A small parenting victory
The kids were in a lousy mood this morning. Grumpy at breakfast, and after Esther left and I was trying to get them dressed, they were squabbling over toys, smashing each other's towers, tickling at unwanted moments, and otherwise making hostile incursions into each other's territories..
Esther passed me a note before she left, to the effect that I should watch out for casting Aviva in the role of the aggressor (by doing the sternly disapproving Daddy thing), and that I should get them outside as soon as possible, to improve the mood.
Once they got dressed and fed, they had, by ancient convention, earned a video -- which anaesthetized them sufficiently that I could have taken a shower and cleaned up last nights' dishes.
Unfortunately, I really kind of had to find out about Dora becoming a big sister and the various puzzles involved, so I missed that opportunity. The minute the video ended, Noah burst into tears.
Time for a radical move.
Noah got calmed down and Aviva was having a helfpul moment. "This place is a mess," she said. "Should we clean up?" Or something like that.
I took her aside. "I really need to take a shower. Can you babysit Noah?"
"What are you going to do if he's got something you want to play with?"
"Come get you."
"What if he's upset and you can't calm him down?"
"I'll come get you."
"What if he wants you to sing him a song?"
"I'll sing him a song."
"Okay. " I nervously go off to the shower.
Three minutes later I hear screaming and yelling. I turn off the water and count to ten. The yelling subsides. I hear Aviva talking soothingly.

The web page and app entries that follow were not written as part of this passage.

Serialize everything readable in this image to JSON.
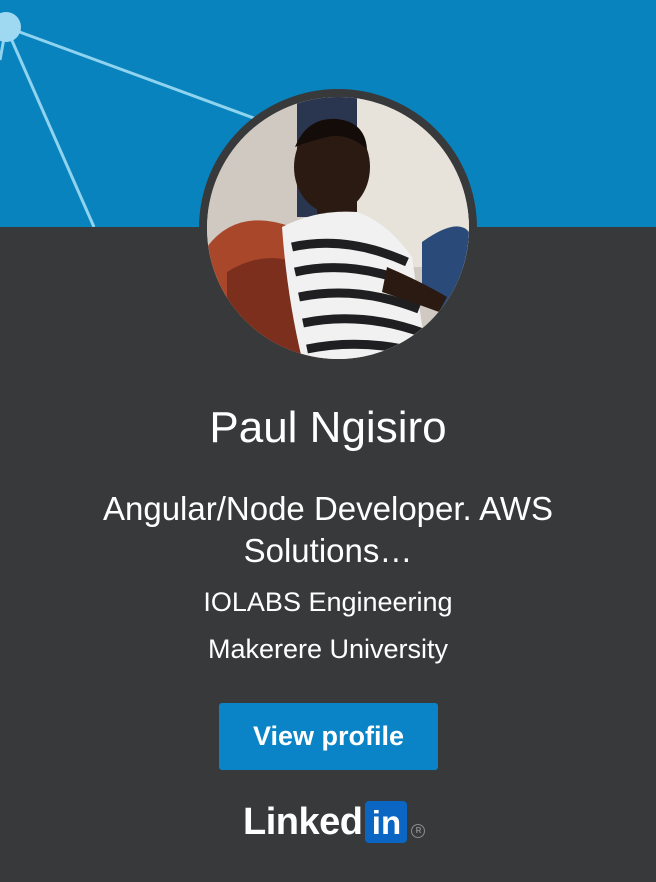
{
  "profile": {
    "name": "Paul Ngisiro",
    "headline": "Angular/Node Developer. AWS Solutions…",
    "company": "IOLABS Engineering",
    "school": "Makerere University"
  },
  "actions": {
    "view_profile_label": "View profile"
  },
  "brand": {
    "word": "Linked",
    "box": "in",
    "registered": "R"
  },
  "icons": {
    "avatar": "profile-photo",
    "banner": "network-lines-pattern",
    "logo": "linkedin-logo"
  },
  "colors": {
    "banner": "#0883bd",
    "card_background": "#38393b",
    "button": "#0a84c6",
    "linkedin_box": "#0a66c2",
    "text": "#ffffff"
  }
}
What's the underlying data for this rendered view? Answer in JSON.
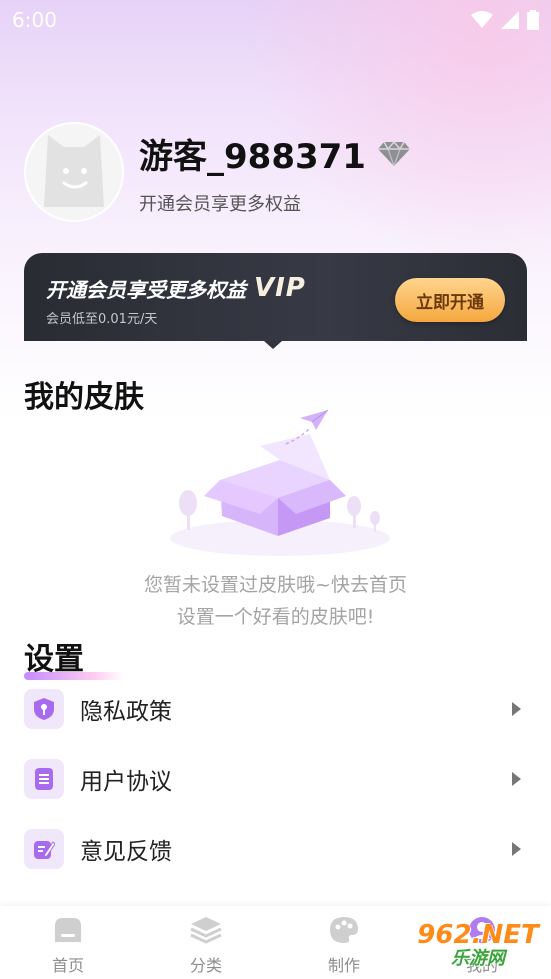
{
  "status_bar": {
    "time": "6:00"
  },
  "profile": {
    "username": "游客_988371",
    "subtitle": "开通会员享更多权益"
  },
  "vip_card": {
    "title": "开通会员享受更多权益",
    "badge": "VIP",
    "subtitle": "会员低至0.01元/天",
    "button_label": "立即开通"
  },
  "skins": {
    "title": "我的皮肤",
    "empty_line1": "您暂未设置过皮肤哦~快去首页",
    "empty_line2": "设置一个好看的皮肤吧!"
  },
  "settings": {
    "title": "设置",
    "items": [
      {
        "label": "隐私政策",
        "icon": "shield-key-icon"
      },
      {
        "label": "用户协议",
        "icon": "document-icon"
      },
      {
        "label": "意见反馈",
        "icon": "edit-icon"
      }
    ]
  },
  "tab_bar": {
    "tabs": [
      {
        "label": "首页",
        "icon": "home-icon"
      },
      {
        "label": "分类",
        "icon": "layers-icon"
      },
      {
        "label": "制作",
        "icon": "palette-icon"
      },
      {
        "label": "我的",
        "icon": "profile-icon"
      }
    ]
  },
  "watermark": {
    "top": "962.NET",
    "bottom": "乐游网"
  },
  "colors": {
    "accent_purple": "#b07cf0",
    "vip_gold": "#f5a73e",
    "vip_dark": "#2a2c34"
  }
}
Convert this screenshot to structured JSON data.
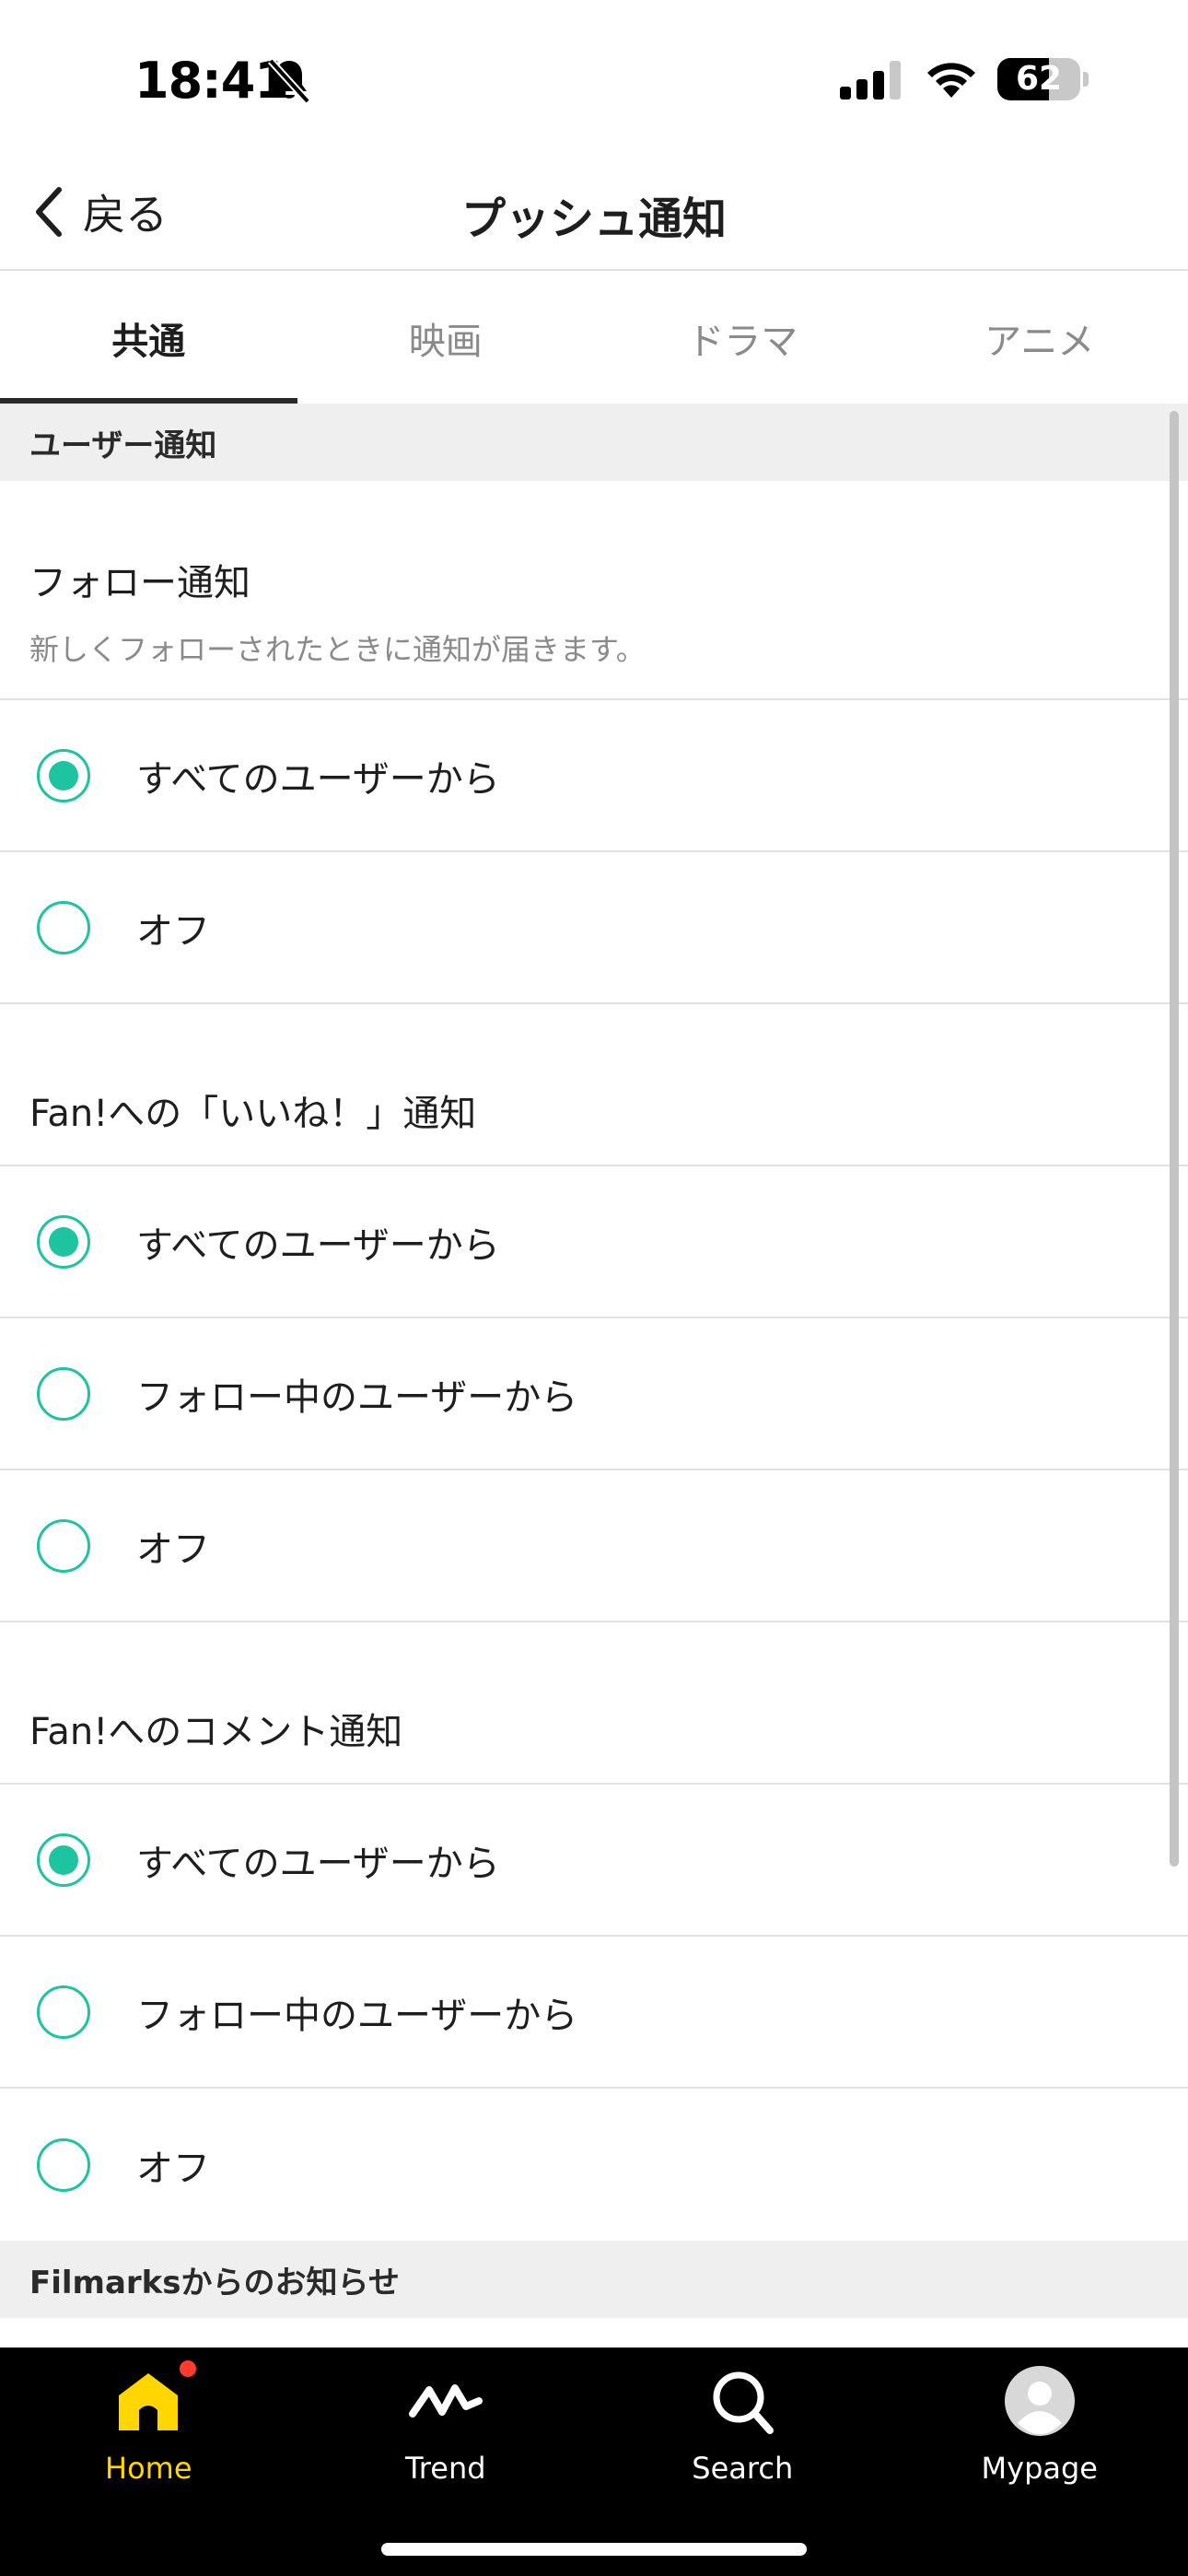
{
  "status_bar": {
    "time": "18:41",
    "battery_level": "62",
    "battery_fraction": 0.62
  },
  "nav": {
    "back_label": "戻る",
    "title": "プッシュ通知"
  },
  "tabs": [
    {
      "label": "共通",
      "active": true
    },
    {
      "label": "映画",
      "active": false
    },
    {
      "label": "ドラマ",
      "active": false
    },
    {
      "label": "アニメ",
      "active": false
    }
  ],
  "sections": {
    "user_notifications": "ユーザー通知",
    "filmarks_news": "Filmarksからのお知らせ"
  },
  "groups": {
    "follow": {
      "title": "フォロー通知",
      "description": "新しくフォローされたときに通知が届きます。",
      "options": [
        {
          "label": "すべてのユーザーから",
          "selected": true
        },
        {
          "label": "オフ",
          "selected": false
        }
      ]
    },
    "like": {
      "title": "Fan!への「いいね！」通知",
      "options": [
        {
          "label": "すべてのユーザーから",
          "selected": true
        },
        {
          "label": "フォロー中のユーザーから",
          "selected": false
        },
        {
          "label": "オフ",
          "selected": false
        }
      ]
    },
    "comment": {
      "title": "Fan!へのコメント通知",
      "options": [
        {
          "label": "すべてのユーザーから",
          "selected": true
        },
        {
          "label": "フォロー中のユーザーから",
          "selected": false
        },
        {
          "label": "オフ",
          "selected": false
        }
      ]
    }
  },
  "bottom_nav": [
    {
      "label": "Home",
      "icon": "home-icon",
      "active": true,
      "badge": true
    },
    {
      "label": "Trend",
      "icon": "trend-icon",
      "active": false
    },
    {
      "label": "Search",
      "icon": "search-icon",
      "active": false
    },
    {
      "label": "Mypage",
      "icon": "avatar-icon",
      "active": false
    }
  ],
  "colors": {
    "accent": "#1ec3a0",
    "active_tab_bar": "#ffd600",
    "badge": "#ff3b30"
  }
}
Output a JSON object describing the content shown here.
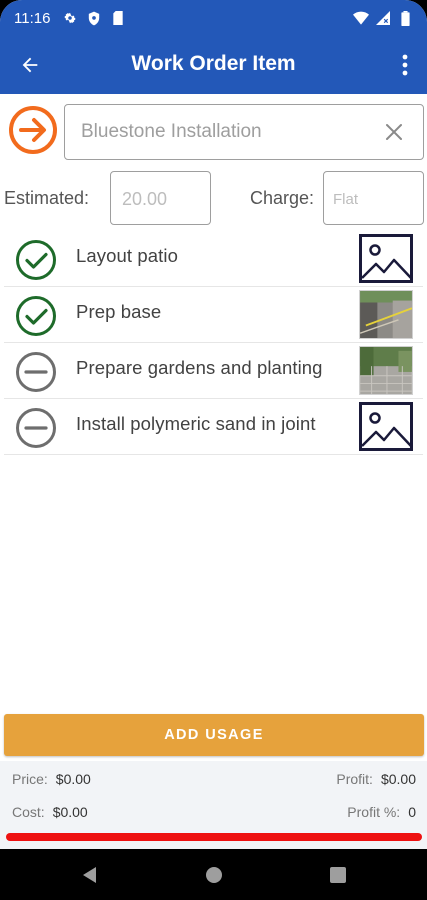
{
  "status_bar": {
    "time": "11:16",
    "left_icons": [
      "gear-icon",
      "shield-icon",
      "sim-card-icon"
    ],
    "right_icons": [
      "wifi-icon",
      "signal-icon",
      "battery-icon"
    ]
  },
  "app_bar": {
    "title": "Work Order Item",
    "back_icon": "arrow-left-icon",
    "menu_icon": "more-vert-icon"
  },
  "item": {
    "name": "Bluestone Installation",
    "go_icon": "arrow-circle-right-icon",
    "clear_icon": "close-icon"
  },
  "fields": {
    "estimated_label": "Estimated:",
    "estimated_value": "20.00",
    "charge_label": "Charge:",
    "charge_value": "Flat"
  },
  "tasks": [
    {
      "label": "Layout patio",
      "status": "complete",
      "thumbnail": "image-placeholder-icon"
    },
    {
      "label": "Prep base",
      "status": "complete",
      "thumbnail": "photo"
    },
    {
      "label": "Prepare gardens and planting",
      "status": "incomplete",
      "thumbnail": "photo"
    },
    {
      "label": "Install polymeric sand in joint",
      "status": "incomplete",
      "thumbnail": "image-placeholder-icon"
    }
  ],
  "add_usage_label": "ADD USAGE",
  "summary": {
    "price_label": "Price:",
    "price_value": "$0.00",
    "profit_label": "Profit:",
    "profit_value": "$0.00",
    "cost_label": "Cost:",
    "cost_value": "$0.00",
    "profit_pct_label": "Profit %:",
    "profit_pct_value": "0"
  },
  "colors": {
    "primary": "#2358b8",
    "accent_orange": "#f26b1d",
    "check_green": "#1e6b2a",
    "add_usage": "#e6a23c",
    "progress_red": "#ee1111"
  },
  "nav": [
    "back-triangle-icon",
    "home-circle-icon",
    "recents-square-icon"
  ]
}
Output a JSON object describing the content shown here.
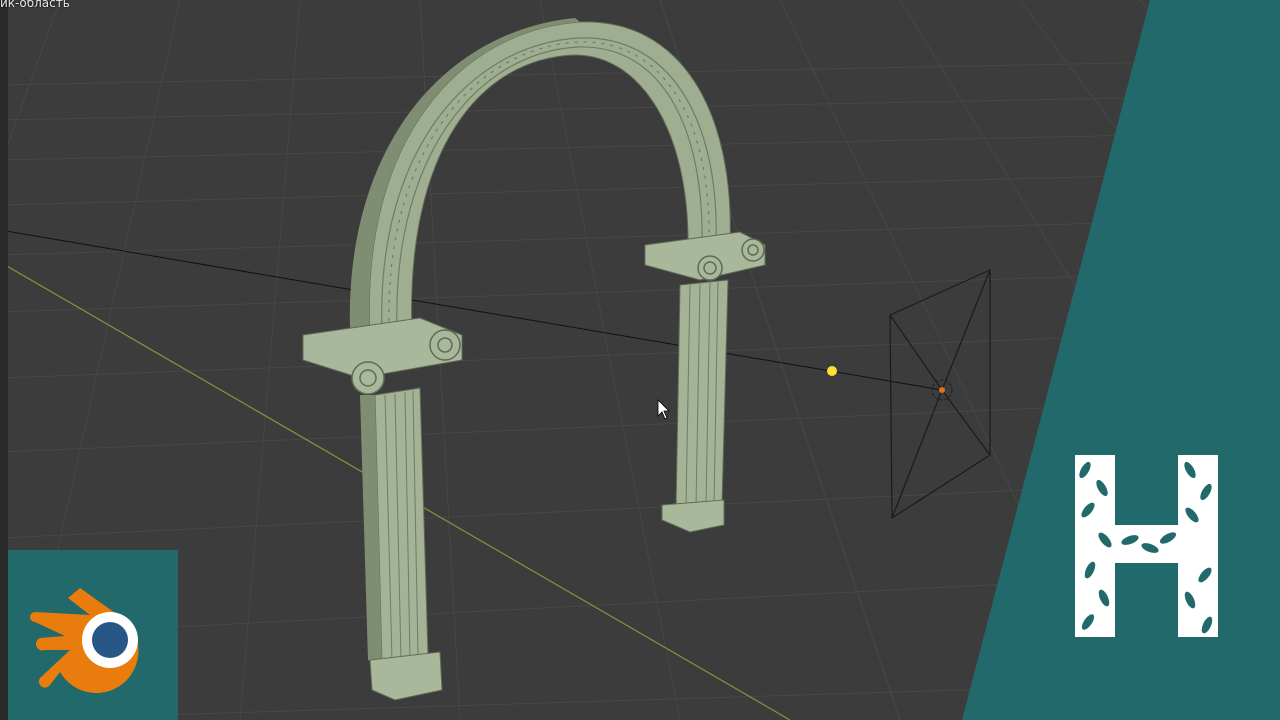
{
  "viewport": {
    "header_label": "ик-область"
  },
  "colors": {
    "viewport_bg": "#3c3c3c",
    "grid_line": "#474747",
    "axis_x": "#7a9a3a",
    "arch_stone": "#a9b89a",
    "arch_shadow": "#7f8d72",
    "teal_panel": "#22696b",
    "blender_orange": "#e87d0d",
    "blender_blue": "#265787",
    "light_yellow": "#ffe033"
  },
  "icons": {
    "blender_logo": "blender-logo-icon",
    "channel_logo": "leaf-letter-h-logo",
    "cursor": "mouse-pointer-icon",
    "light": "point-light-icon",
    "camera": "camera-frame-icon"
  }
}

After another minute Aviva calls out "Daddy! Daddy!"
I climb out, dripping shampoo, and go peek out the bathroom door. "Yeah?"
"Noah is messing up all the [art supply construction] sticks and I can't get him to stop!"
"Just let him make a mess, honey, we'll clean it up later."
In the shower, I brush my teeth and start shaving.
"Daddy, he's still making a mess!"
This time I just turn off the water. "I'm still in the shower, honey. We'll clean it up later!"
A few minutes later, I get out, dry off, get dressed. It's deathly silent. Are they reading? Seems kind of ominous.
I go into the living room. Aviva is putting away the last of the art supply construction stick thingies in their bag.
"He's lying down."
I check in his room. He's lying down with a bottle, looking content.
Aviva is happy and industrious. She explains how she wanted to clean up, so she asked him if he wanted to take a rest, and he agreed, so she got him a bottle and tucked him in.
"Wow," I say, "that was a really amazing solution, Aviva. You did a good job babysitting."
"Yeah," she said. "Can you go away some more? I want to keep babysitting."
"I'll go do the dishes."
So for about an hour, I do the dishes. Aviva gets Noah ("Are you done taking a rest?") and they sit on the sofa and she reads him "The Knight and the Dragon", him sitting patiently with a bottle as she sounds out the words (more or less -- she replaces "things left by his ancestors" with "things left by this aunts", and so on). Then they play with dolls.
Victories are transient. I'm curious how far this will go, so I push it -- I start writing this blog entry. After an incredible amount of happy playing, eventually there's a door slamming and Noah wailing.
I hang out with Noah. He doesn't want a hug and won't tell me why he's crying. "Shall I cry too?" I say, and he nods. We cry together for a while, and he finds it too funny to keep it up.
"I'm crying about my slippers," I say between sobs. "What are you crying about?"
"I'm crying, about... the doll!" It's impossible to capture Noah's punctuated, dramatic cadences typographically.
We go knock on Aviva's door. The dolls, you see, needed to sleep, and Noah refused to honor their bedtime. Some bargaining ensues and he goes happily off with the most wakeful doll.
"I just wanted some alone-time," Aviva says, "because he's so frustrating."
"You did a great job babysitting, Aviva. But I guess enough is enough. I'll take over again."
"Thanks," Aviva says, and retreats to her room.
So I left them at it a little too long. But the mood has improved dramatically -- he's happily playing in here, she's happily playing in there, and any whiff of grim oppositional defiance, sulkiness, or playing at agressors-and-victims is gone.
I'm calling it a "parenting victory"
But, of course, it's not really mainly my parenting victory; it's at least as much their sistering and brothering victory.
And Esther found my slippers! (They were squished in under the chair by the front door).